Particularly since 2003, Iraqis haven’t been ones controlling our country. Even the government now, we don’t need it, however no one has ever asked us. We’re still paying with our blood while — I used to be reading an article about this a couple of months ago — Paul Bremer is now educating skiing and dwelling his simple life after ruining our nation. [In 2003, the Bush administration appointed Bremer head of the Coalition Provisional Authority, which ran occupied Iraq after the U.S. invasion and was responsible for the disastrous decision to disband Iraqi autocrat Saddam Hussein’s army.]
Laura: What do you consider the news that the U.S. is planning to deploy 1,500 extra troops to the Center East?
Zain: If they end up coming to Iraq, the place we’ve plenty of pro-Iranian militias, I’m afraid there might be a collision. I don’t need a collision. In a warfare between america and Iran, perhaps some troopers can be killed, however numerous Iraqi civilians will probably be, too, instantly and not directly. Truthfully, all the things that has happened since 2003 is strange to me. Why did the USA invade Iraq? After which they stated they needed to go away and now they need to come back? I can’t understand what the USA is doing.
Noof: Trump is a businessman, so he cares about money and the way he’s going to spend it. He’s not going to do one thing until he’s positive that he’s going to get one thing in return.
Laura: That reminds me of the best way Trump used the rising tensions in the region so as to bypass Congress and push via an $8 billion arms cope with Saudi Arabia and the United Arab Emirates.
Noof: Precisely. I mean, he was asking Iraq to pay the USA back for the costs of the U.S. army occupation in Iraq! Can you think about? So that’s how he thinks.
Laura: Amid these rising tensions, what’s your message to the Trump administration — and to the American public?
Zain: For the U.S. authorities, I’d say that, in each struggle, even for those who win, you lose something: money, individuals, civilians, tales… We now have to see the opposite aspect of warfare. And I’m positive we will do what we would like without warfare. For the U.S. public: I feel my message is to push towards struggle, even towards financial conflict.
Noof: For the U.S. authorities I might tell them: please thoughts your personal enterprise. Depart the rest of the world alone. For the American individuals I might tell them: I’m sorry, I understand how you’re feeling being in a country run by Trump. I used to be dwelling beneath Saddam’s regime. I still keep in mind. I have a colleague, she’s American, and the day Trump gained the elections she got here into the workplace crying. And a Syrian and I have been within the workplace together with her and we informed her: “We’ve been there before. You will survive.”
On September 21st, Noof Assi, Zain Mohammed, and hundreds of other young Iraqis will crowd a park along the Tigris River to rejoice the eighth annual Baghdad City of Peace Carnival.

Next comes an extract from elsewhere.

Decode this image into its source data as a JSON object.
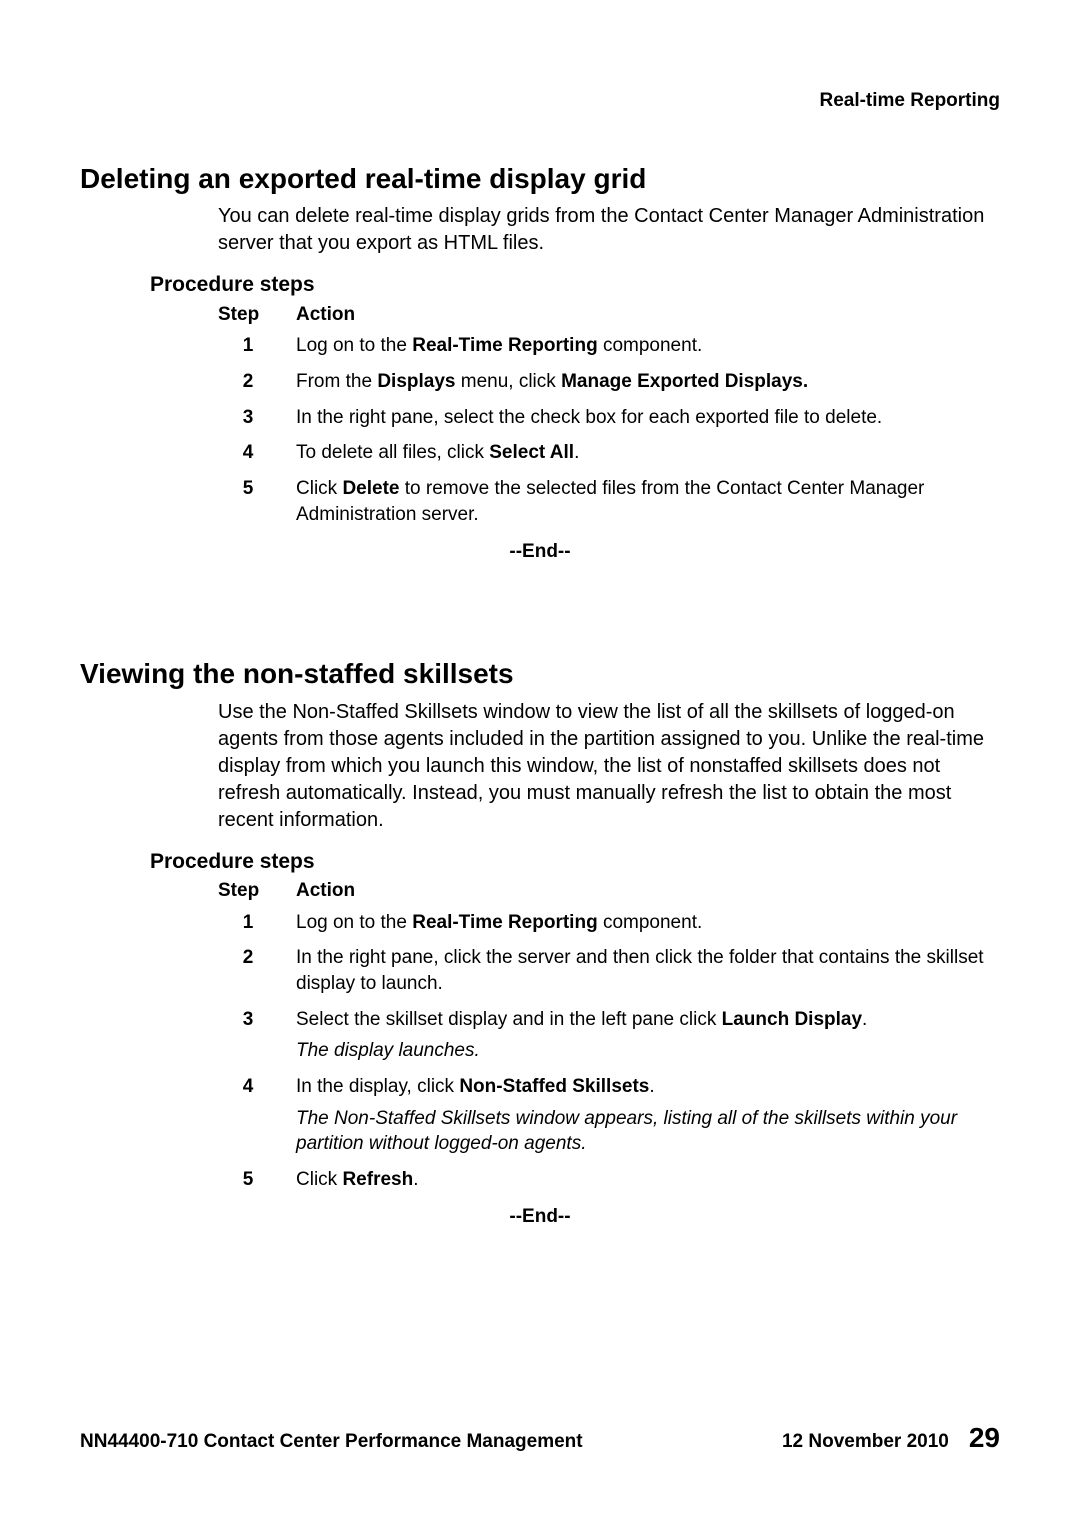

In the USA, in the meantime, we’ll virtually definitely still be dwelling underneath the Trump administration’s almost day by day threats of warfare (if not conflict itself) with Iran, Venezuela, North Korea, and god is aware of the place else. A current Reuters/Ipsos public opinion poll exhibits that People increasingly see one other warfare in the Middle East as inevitable, with greater than half of those polled saying it is “very likely” or “somewhat likely” that their nation would go to conflict with Iran “within the next few years.” But as Noof and Zain know full nicely, it’s all the time attainable to seek out an alternative choice…
Laura Gottesdiener, a TomDispatch regular, is a contract journalist and former Democracy Now! producer presently based mostly in northern Lebanon.
Comply with TomDispatch on Twitter and be a part of us on Facebook. Take a look at the most recent Dispatch Books, John Feffer’s new dystopian novel (the second within the Splinterlands collection) Frostlands, Beverly Gologorsky’s novel Every Body Has a Story, and Tom Engelhardt’s A Nation Unmade by War, as well as Alfred McCoy’s Within the Shadows of the American Century: The Rise and Decline of U.S. International Energy and John Dower’s The Violent American Century: War and Terror Since World War II.
Copyright 2019 Laura Gottesdiener